FDW-Worldwide (US distributor) | 800-828-0509 |



  • Smooth, “classic/vintage” sound
  • Quality design and construction
  • Reasonable price


  • Wide-cardioid pattern only
  • No pads or filters

This versatile mic will shine where fullness and presence are requiredThe next day I had a very thin-sounding, sibilant soprano vocalist coming in, and the AV was put up next to her usual ribbon mic. She was immediately excited by the AV’s present top (certainly, as compared to the ribbon); I was concerned, however, that we might be missing some much-needed bottom. A quick repositioning of my pop filter to allow closer placement got the AV’s proximity effect in the game, and it added a nicely balanced tone. A touch of bass boost and de-essing was still required in the mix, but the AV’s “classiness” shone through, lending a vaguely vintagemood to her ‘70s-inspired music.

The following day I recorded a wildly unpredictable female rocker (an alto), and was skeptical of the AV’s ability to handle her extreme dynamics; I have heard many a diaphragm bottom out from her sustained crescendos. With a Manley TNT preamp (the tube side) and an Empirical Labs Distressor patched in, we got a gorgeous vocal that captured all the power of her loud passages, and all the subtle detail of the quiet ones, as well. In fact, this mic was more linear and consistent under such divergent conditions than just about anything I’ve used previously.

Solo acoustic guitar did reveal some Amethyst limitations, as its placement seemed unexpectedly very sensitive. Its healthy, flat bottom resulted in muddiness if I miked the dreadnaught guitar’s body anywhere near the sound hole. I found a nice placement between the bridge and hole (for mono “middle”), but I required two more mics to get upper mids, string sparkle and harmonics. Electric guitar was similar, with the AV yielding a thick, warm tone that wasn’t quite “modern” enough for me, but may work well depending on your source and goals.

Later I had a three-piece horn section come in for overdubs, and the AV’s top boost at 10 kHz proved too much for trumpet, but it did nice things for both tenor sax and trombone. I finally settled on trombone — with placement at about 18 inches on axis — and received a strong, but un-hyped bottom end, as well as a clear pleasant top end (absent of unwanted hype). This mic can do many smooth things on horns that many condensers don’t, in situations where you’d often reach for a ribbon.

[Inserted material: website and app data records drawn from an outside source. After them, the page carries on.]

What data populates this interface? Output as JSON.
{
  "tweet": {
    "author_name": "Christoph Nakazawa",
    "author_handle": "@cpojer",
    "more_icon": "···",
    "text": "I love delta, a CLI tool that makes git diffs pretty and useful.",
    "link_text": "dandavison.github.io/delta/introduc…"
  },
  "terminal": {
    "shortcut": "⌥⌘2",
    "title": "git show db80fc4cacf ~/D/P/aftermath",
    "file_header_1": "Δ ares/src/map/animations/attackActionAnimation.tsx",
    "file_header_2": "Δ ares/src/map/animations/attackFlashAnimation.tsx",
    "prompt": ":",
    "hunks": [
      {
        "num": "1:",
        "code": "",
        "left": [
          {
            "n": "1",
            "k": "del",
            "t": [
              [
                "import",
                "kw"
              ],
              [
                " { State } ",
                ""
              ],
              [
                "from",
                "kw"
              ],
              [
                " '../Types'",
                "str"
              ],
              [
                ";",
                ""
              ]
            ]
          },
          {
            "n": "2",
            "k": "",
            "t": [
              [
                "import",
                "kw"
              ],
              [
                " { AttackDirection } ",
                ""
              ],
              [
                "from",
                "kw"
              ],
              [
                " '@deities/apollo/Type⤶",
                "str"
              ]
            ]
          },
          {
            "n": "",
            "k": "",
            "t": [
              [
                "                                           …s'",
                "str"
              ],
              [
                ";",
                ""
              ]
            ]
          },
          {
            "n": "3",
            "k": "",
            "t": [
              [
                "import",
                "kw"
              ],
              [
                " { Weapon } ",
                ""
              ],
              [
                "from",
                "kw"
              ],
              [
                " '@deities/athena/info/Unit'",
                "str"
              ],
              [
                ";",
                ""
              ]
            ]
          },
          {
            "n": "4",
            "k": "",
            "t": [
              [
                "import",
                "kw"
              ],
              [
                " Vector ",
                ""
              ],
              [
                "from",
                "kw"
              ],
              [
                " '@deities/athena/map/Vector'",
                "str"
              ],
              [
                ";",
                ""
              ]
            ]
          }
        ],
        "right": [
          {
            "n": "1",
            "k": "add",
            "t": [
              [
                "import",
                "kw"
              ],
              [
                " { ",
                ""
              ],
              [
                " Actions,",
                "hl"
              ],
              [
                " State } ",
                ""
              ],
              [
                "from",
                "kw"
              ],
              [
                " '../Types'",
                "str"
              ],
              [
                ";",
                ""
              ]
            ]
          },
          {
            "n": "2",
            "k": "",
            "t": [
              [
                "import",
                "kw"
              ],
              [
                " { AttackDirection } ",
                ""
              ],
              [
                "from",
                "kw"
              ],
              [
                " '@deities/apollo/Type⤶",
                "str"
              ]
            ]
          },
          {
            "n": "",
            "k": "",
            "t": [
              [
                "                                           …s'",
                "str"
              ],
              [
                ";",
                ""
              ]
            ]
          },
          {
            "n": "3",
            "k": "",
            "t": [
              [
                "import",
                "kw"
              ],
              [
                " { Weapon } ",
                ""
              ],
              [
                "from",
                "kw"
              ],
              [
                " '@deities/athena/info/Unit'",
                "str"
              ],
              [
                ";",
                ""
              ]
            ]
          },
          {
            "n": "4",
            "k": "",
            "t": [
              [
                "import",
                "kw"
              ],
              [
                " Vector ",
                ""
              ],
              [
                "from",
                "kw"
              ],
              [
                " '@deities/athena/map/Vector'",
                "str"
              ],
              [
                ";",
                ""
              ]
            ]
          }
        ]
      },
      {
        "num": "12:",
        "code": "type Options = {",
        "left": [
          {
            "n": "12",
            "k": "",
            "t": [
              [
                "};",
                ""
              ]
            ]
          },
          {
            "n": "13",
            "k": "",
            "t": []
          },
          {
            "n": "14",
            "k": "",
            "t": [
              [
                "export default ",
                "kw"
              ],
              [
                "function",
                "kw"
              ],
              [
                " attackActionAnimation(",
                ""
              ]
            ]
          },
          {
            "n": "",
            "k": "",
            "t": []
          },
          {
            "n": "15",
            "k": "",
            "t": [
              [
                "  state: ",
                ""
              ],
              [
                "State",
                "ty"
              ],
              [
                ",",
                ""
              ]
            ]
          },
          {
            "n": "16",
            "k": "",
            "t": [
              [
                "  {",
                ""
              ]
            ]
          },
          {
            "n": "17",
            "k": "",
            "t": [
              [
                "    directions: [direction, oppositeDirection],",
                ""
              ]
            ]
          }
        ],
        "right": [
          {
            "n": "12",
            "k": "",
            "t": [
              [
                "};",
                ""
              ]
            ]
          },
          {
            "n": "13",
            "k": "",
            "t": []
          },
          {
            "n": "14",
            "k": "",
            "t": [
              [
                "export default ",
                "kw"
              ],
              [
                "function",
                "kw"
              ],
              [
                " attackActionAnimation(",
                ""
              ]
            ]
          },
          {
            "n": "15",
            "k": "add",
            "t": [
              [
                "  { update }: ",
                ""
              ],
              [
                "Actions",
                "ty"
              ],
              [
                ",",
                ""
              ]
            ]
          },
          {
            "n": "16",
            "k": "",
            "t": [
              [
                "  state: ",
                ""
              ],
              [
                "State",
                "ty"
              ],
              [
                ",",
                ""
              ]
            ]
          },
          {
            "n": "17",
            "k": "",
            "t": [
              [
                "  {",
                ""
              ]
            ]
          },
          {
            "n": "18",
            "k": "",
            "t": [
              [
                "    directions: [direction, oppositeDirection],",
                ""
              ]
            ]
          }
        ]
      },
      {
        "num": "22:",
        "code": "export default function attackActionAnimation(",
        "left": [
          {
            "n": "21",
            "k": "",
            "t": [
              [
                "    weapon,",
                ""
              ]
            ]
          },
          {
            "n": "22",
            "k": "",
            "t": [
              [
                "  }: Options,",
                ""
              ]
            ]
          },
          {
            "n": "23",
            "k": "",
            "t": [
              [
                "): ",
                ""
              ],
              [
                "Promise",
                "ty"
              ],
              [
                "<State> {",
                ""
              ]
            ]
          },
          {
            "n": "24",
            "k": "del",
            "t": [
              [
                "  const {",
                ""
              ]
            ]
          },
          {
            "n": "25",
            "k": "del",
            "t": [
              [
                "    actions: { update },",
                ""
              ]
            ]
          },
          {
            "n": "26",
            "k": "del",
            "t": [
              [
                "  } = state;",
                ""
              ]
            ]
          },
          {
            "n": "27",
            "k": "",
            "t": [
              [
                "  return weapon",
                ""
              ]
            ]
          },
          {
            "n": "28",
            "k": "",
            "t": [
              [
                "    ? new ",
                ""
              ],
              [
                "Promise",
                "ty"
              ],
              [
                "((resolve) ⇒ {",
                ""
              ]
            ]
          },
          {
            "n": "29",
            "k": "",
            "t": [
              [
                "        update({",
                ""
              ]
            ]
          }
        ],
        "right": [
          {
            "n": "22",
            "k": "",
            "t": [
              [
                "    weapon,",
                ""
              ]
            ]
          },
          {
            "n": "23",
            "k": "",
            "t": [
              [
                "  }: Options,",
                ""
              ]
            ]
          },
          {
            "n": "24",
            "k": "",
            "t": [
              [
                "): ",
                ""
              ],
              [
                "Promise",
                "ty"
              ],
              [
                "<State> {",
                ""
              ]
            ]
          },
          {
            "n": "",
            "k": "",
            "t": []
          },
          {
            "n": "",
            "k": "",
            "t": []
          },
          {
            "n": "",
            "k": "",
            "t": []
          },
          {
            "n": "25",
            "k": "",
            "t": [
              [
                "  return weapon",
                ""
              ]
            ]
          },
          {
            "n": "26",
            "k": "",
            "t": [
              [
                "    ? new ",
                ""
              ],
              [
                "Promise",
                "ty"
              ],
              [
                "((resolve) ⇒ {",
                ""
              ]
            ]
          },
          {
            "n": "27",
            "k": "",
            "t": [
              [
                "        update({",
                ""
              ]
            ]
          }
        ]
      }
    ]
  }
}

Although capable of wide applications, I think the versatile Amethyst Vintage is a first pick for solo vocals of all kinds. This mic will shine where you may normally go with a U67: when fullness and presence are required. With quality construction, superior design, a “modern/vintage” sound and a reasonable $1k street price, I recommend this mic to update old veterans’ closets, as well as the “my first great vocal mic” for aspiring professionals.


(click thumbnail)Violet Grand Pearl

The $669 Grand Pearl is a unique bird: a mid-sized diaphragm condenser, originally designed for live use. Although I admit I’m skeptical of the Grand Pearl’s ability to not “lose its head” during rigorous on-stage use — or not sustain damage to its narrowly attached capsule housing sphere while engaged in performance — I do like it for pleasant coloration in the studio. It has a nice, full sound that is far from flat, but quite useful paired with appropriate sources.

I tried the Grand Pearl at a loud rock band rehearsal where it received ample gain before feedback, with a sound more full than forward. In the studio, it was compatible on both male and female vocals, although it wasn’t as exciting sounding as its Amethyst Vintage sibling or my other favorite vocal mics. I did use the Grand Pearl on a particularly throaty tenor sax; it gave me the right stuff by not distorting forgivingly subtle musician movement, and keeping the top end smooth and musical.

The Grand Pearl should be a winner for live sound engineers who work with primarily acoustic acts; its fullness, detail and feedback rejection will allow many applications. Louder stages will find success with the Grand Pearl when used on backup vocals, horns and percussion. But studios will surely provide even more potential uses than stages for the unique applications of the Grand Pearl.

— Rob Tavaglione